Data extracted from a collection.
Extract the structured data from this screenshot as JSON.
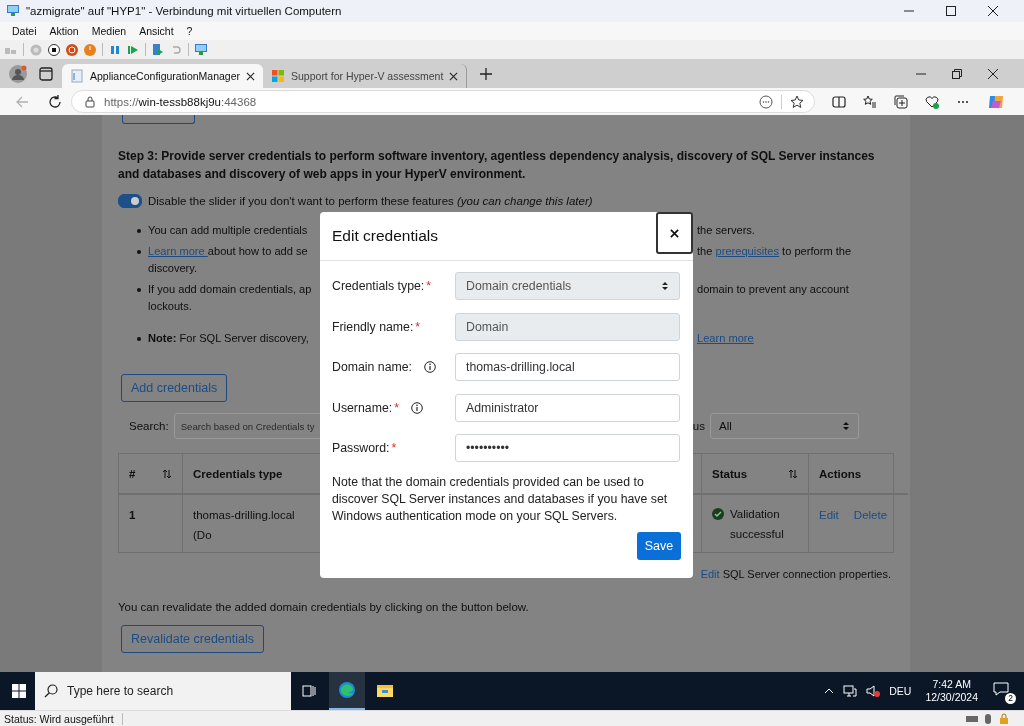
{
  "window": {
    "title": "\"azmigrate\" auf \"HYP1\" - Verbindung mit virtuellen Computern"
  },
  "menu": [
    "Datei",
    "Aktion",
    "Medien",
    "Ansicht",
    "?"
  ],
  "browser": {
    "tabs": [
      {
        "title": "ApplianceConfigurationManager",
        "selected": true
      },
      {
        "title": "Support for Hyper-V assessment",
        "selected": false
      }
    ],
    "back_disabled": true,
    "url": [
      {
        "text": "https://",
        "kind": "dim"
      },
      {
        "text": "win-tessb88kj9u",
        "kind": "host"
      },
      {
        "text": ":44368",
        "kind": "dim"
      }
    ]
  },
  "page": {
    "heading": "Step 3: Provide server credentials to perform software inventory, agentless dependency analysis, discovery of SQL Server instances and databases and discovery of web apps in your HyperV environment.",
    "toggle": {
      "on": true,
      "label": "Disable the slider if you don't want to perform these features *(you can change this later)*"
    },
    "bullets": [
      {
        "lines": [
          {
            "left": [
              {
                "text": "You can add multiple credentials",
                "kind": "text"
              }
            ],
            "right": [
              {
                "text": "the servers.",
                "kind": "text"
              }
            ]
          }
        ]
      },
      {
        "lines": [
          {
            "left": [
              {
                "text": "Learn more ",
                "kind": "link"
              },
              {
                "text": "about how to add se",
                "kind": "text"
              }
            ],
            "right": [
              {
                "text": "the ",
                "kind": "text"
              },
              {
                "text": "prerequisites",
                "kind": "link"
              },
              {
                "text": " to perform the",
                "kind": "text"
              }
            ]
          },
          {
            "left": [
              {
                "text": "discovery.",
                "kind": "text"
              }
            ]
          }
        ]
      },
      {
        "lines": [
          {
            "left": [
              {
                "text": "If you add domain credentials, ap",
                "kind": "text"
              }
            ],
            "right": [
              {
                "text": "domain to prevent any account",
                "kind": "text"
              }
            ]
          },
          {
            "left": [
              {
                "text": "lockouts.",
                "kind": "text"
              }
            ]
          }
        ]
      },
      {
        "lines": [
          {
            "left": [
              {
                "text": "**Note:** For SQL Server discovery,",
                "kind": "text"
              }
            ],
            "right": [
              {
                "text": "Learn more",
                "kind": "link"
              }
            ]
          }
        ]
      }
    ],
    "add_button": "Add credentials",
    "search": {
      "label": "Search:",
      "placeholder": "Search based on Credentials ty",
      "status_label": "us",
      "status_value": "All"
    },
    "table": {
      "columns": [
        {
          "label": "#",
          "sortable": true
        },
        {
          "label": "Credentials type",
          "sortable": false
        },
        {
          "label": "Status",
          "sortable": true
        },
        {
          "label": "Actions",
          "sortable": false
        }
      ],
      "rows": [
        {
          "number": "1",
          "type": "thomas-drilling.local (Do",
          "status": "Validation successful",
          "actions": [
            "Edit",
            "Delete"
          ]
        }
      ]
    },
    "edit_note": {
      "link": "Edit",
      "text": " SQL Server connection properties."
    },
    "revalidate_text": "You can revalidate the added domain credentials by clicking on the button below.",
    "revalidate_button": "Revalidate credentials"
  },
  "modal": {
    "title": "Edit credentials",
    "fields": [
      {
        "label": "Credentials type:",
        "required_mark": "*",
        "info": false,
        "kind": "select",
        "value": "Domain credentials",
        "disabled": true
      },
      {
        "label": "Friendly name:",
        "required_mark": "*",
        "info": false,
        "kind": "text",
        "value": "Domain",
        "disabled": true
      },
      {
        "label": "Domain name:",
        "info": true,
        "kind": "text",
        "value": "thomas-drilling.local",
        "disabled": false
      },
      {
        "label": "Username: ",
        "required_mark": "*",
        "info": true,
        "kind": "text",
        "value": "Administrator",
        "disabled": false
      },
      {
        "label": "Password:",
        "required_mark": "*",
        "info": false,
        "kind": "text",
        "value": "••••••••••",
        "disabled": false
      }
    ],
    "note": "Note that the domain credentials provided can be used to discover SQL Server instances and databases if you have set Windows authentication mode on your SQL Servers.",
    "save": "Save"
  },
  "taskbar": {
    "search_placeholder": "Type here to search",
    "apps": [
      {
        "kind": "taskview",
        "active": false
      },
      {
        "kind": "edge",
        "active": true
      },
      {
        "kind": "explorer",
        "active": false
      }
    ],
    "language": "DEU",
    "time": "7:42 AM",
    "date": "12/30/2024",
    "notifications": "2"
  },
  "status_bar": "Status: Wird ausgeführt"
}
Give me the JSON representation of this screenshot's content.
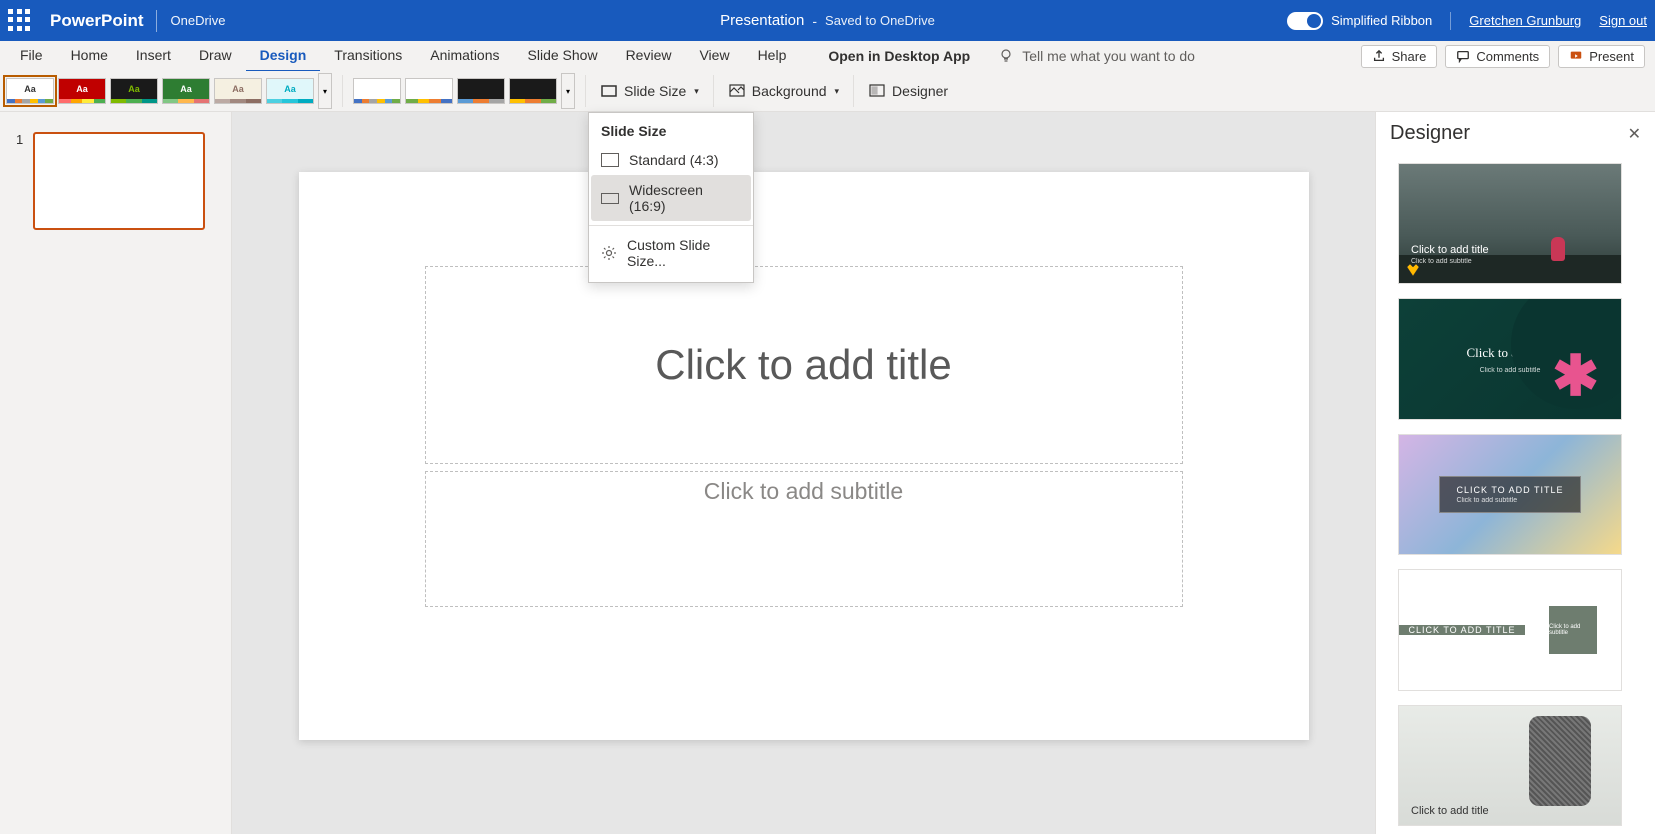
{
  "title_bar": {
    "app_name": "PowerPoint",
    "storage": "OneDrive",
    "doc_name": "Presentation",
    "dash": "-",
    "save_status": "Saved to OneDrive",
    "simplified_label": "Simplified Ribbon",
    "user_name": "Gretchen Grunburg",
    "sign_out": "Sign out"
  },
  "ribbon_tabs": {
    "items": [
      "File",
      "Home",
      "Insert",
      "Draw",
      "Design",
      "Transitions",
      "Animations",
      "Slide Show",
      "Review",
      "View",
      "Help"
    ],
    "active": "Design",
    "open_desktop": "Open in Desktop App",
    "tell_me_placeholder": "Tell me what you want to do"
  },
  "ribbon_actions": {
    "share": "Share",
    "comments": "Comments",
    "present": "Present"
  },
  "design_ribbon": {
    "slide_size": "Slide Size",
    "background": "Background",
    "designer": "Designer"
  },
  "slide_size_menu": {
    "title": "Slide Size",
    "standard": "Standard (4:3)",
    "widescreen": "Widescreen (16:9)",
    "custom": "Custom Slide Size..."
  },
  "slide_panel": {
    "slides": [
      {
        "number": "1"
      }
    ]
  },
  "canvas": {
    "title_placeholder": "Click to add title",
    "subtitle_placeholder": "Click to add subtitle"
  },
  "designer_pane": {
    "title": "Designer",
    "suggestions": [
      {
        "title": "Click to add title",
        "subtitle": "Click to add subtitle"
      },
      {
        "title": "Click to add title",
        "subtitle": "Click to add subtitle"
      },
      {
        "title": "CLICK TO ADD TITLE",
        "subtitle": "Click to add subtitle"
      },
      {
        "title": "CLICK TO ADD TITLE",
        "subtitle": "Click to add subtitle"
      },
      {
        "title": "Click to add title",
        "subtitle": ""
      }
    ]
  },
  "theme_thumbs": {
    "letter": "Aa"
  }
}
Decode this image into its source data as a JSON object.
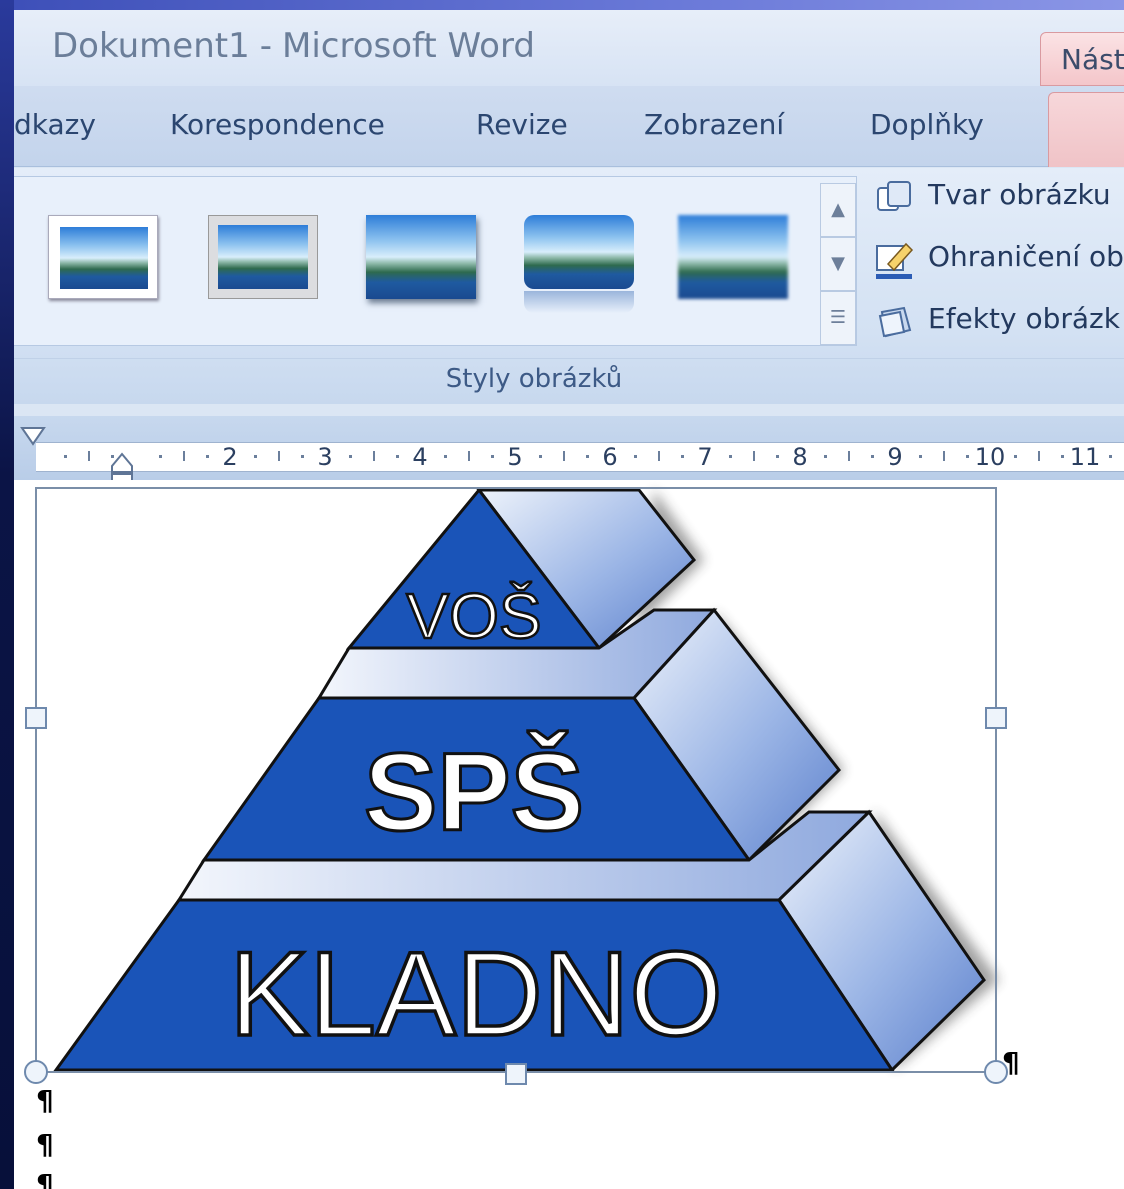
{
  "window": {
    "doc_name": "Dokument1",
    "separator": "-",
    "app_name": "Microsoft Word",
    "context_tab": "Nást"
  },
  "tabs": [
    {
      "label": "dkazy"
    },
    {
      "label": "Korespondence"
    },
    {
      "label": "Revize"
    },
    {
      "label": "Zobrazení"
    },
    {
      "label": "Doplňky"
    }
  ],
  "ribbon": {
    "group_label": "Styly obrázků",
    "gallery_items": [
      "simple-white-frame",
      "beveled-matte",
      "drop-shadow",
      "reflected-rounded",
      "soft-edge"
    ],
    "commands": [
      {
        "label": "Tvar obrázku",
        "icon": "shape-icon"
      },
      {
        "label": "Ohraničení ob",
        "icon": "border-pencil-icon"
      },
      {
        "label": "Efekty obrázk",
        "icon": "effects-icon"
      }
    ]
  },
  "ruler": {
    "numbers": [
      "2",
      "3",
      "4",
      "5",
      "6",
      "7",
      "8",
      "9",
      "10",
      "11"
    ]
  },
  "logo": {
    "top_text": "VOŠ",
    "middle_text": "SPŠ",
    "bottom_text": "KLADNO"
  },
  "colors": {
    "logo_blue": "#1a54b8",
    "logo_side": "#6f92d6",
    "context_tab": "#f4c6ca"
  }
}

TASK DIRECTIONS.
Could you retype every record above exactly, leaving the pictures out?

OUTPUT FOR THIS EXERCISE.
Extract the structured data from this screenshot as JSON.
{
  "window": {
    "title": "\"azmigrate\" auf \"HYP1\" - Verbindung mit virtuellen Computern"
  },
  "menu": [
    "Datei",
    "Aktion",
    "Medien",
    "Ansicht",
    "?"
  ],
  "browser": {
    "tabs": [
      {
        "title": "ApplianceConfigurationManager",
        "selected": true
      },
      {
        "title": "Support for Hyper-V assessment",
        "selected": false
      }
    ],
    "back_disabled": true,
    "url": [
      {
        "text": "https://",
        "kind": "dim"
      },
      {
        "text": "win-tessb88kj9u",
        "kind": "host"
      },
      {
        "text": ":44368",
        "kind": "dim"
      }
    ]
  },
  "page": {
    "heading": "Step 3: Provide server credentials to perform software inventory, agentless dependency analysis, discovery of SQL Server instances and databases and discovery of web apps in your HyperV environment.",
    "toggle": {
      "on": true,
      "label": "Disable the slider if you don't want to perform these features *(you can change this later)*"
    },
    "bullets": [
      {
        "lines": [
          {
            "left": [
              {
                "text": "You can add multiple credentials",
                "kind": "text"
              }
            ],
            "right": [
              {
                "text": "the servers.",
                "kind": "text"
              }
            ]
          }
        ]
      },
      {
        "lines": [
          {
            "left": [
              {
                "text": "Learn more ",
                "kind": "link"
              },
              {
                "text": "about how to add se",
                "kind": "text"
              }
            ],
            "right": [
              {
                "text": "the ",
                "kind": "text"
              },
              {
                "text": "prerequisites",
                "kind": "link"
              },
              {
                "text": " to perform the",
                "kind": "text"
              }
            ]
          },
          {
            "left": [
              {
                "text": "discovery.",
                "kind": "text"
              }
            ]
          }
        ]
      },
      {
        "lines": [
          {
            "left": [
              {
                "text": "If you add domain credentials, ap",
                "kind": "text"
              }
            ],
            "right": [
              {
                "text": "domain to prevent any account",
                "kind": "text"
              }
            ]
          },
          {
            "left": [
              {
                "text": "lockouts.",
                "kind": "text"
              }
            ]
          }
        ]
      },
      {
        "lines": [
          {
            "left": [
              {
                "text": "**Note:** For SQL Server discovery,",
                "kind": "text"
              }
            ],
            "right": [
              {
                "text": "Learn more",
                "kind": "link"
              }
            ]
          }
        ]
      }
    ],
    "add_button": "Add credentials",
    "search": {
      "label": "Search:",
      "placeholder": "Search based on Credentials ty",
      "status_label": "us",
      "status_value": "All"
    },
    "table": {
      "columns": [
        {
          "label": "#",
          "sortable": true
        },
        {
          "label": "Credentials type",
          "sortable": false
        },
        {
          "label": "Status",
          "sortable": true
        },
        {
          "label": "Actions",
          "sortable": false
        }
      ],
      "rows": [
        {
          "number": "1",
          "type": "thomas-drilling.local (Do",
          "status": "Validation successful",
          "actions": [
            "Edit",
            "Delete"
          ]
        }
      ]
    },
    "edit_note": {
      "link": "Edit",
      "text": " SQL Server connection properties."
    },
    "revalidate_text": "You can revalidate the added domain credentials by clicking on the button below.",
    "revalidate_button": "Revalidate credentials"
  },
  "modal": {
    "title": "Edit credentials",
    "fields": [
      {
        "label": "Credentials type:",
        "required_mark": "*",
        "info": false,
        "kind": "select",
        "value": "Domain credentials",
        "disabled": true
      },
      {
        "label": "Friendly name:",
        "required_mark": "*",
        "info": false,
        "kind": "text",
        "value": "Domain",
        "disabled": true
      },
      {
        "label": "Domain name:",
        "info": true,
        "kind": "text",
        "value": "thomas-drilling.local",
        "disabled": false
      },
      {
        "label": "Username: ",
        "required_mark": "*",
        "info": true,
        "kind": "text",
        "value": "Administrator",
        "disabled": false
      },
      {
        "label": "Password:",
        "required_mark": "*",
        "info": false,
        "kind": "text",
        "value": "••••••••••",
        "disabled": false
      }
    ],
    "note": "Note that the domain credentials provided can be used to discover SQL Server instances and databases if you have set Windows authentication mode on your SQL Servers.",
    "save": "Save"
  },
  "taskbar": {
    "search_placeholder": "Type here to search",
    "apps": [
      {
        "kind": "taskview",
        "active": false
      },
      {
        "kind": "edge",
        "active": true
      },
      {
        "kind": "explorer",
        "active": false
      }
    ],
    "language": "DEU",
    "time": "7:42 AM",
    "date": "12/30/2024",
    "notifications": "2"
  },
  "status_bar": "Status: Wird ausgeführt"
}
Give me the JSON representation of this screenshot's content.
{
  "title_bar": {
    "app_name": "PowerPoint",
    "storage": "OneDrive",
    "doc_name": "Presentation",
    "dash": "-",
    "save_status": "Saved to OneDrive",
    "simplified_label": "Simplified Ribbon",
    "user_name": "Gretchen Grunburg",
    "sign_out": "Sign out"
  },
  "ribbon_tabs": {
    "items": [
      "File",
      "Home",
      "Insert",
      "Draw",
      "Design",
      "Transitions",
      "Animations",
      "Slide Show",
      "Review",
      "View",
      "Help"
    ],
    "active": "Design",
    "open_desktop": "Open in Desktop App",
    "tell_me_placeholder": "Tell me what you want to do"
  },
  "ribbon_actions": {
    "share": "Share",
    "comments": "Comments",
    "present": "Present"
  },
  "design_ribbon": {
    "slide_size": "Slide Size",
    "background": "Background",
    "designer": "Designer"
  },
  "slide_size_menu": {
    "title": "Slide Size",
    "standard": "Standard (4:3)",
    "widescreen": "Widescreen (16:9)",
    "custom": "Custom Slide Size..."
  },
  "slide_panel": {
    "slides": [
      {
        "number": "1"
      }
    ]
  },
  "canvas": {
    "title_placeholder": "Click to add title",
    "subtitle_placeholder": "Click to add subtitle"
  },
  "designer_pane": {
    "title": "Designer",
    "suggestions": [
      {
        "title": "Click to add title",
        "subtitle": "Click to add subtitle"
      },
      {
        "title": "Click to add title",
        "subtitle": "Click to add subtitle"
      },
      {
        "title": "CLICK TO ADD TITLE",
        "subtitle": "Click to add subtitle"
      },
      {
        "title": "CLICK TO ADD TITLE",
        "subtitle": "Click to add subtitle"
      },
      {
        "title": "Click to add title",
        "subtitle": ""
      }
    ]
  },
  "theme_thumbs": {
    "letter": "Aa"
  }
}
Decode this image into its source data as a JSON object.
{
  "window": {
    "doc_name": "Dokument1",
    "separator": "-",
    "app_name": "Microsoft Word",
    "context_tab": "Nást"
  },
  "tabs": [
    {
      "label": "dkazy"
    },
    {
      "label": "Korespondence"
    },
    {
      "label": "Revize"
    },
    {
      "label": "Zobrazení"
    },
    {
      "label": "Doplňky"
    }
  ],
  "ribbon": {
    "group_label": "Styly obrázků",
    "gallery_items": [
      "simple-white-frame",
      "beveled-matte",
      "drop-shadow",
      "reflected-rounded",
      "soft-edge"
    ],
    "commands": [
      {
        "label": "Tvar obrázku",
        "icon": "shape-icon"
      },
      {
        "label": "Ohraničení ob",
        "icon": "border-pencil-icon"
      },
      {
        "label": "Efekty obrázk",
        "icon": "effects-icon"
      }
    ]
  },
  "ruler": {
    "numbers": [
      "2",
      "3",
      "4",
      "5",
      "6",
      "7",
      "8",
      "9",
      "10",
      "11"
    ]
  },
  "logo": {
    "top_text": "VOŠ",
    "middle_text": "SPŠ",
    "bottom_text": "KLADNO"
  },
  "colors": {
    "logo_blue": "#1a54b8",
    "logo_side": "#6f92d6",
    "context_tab": "#f4c6ca"
  }
}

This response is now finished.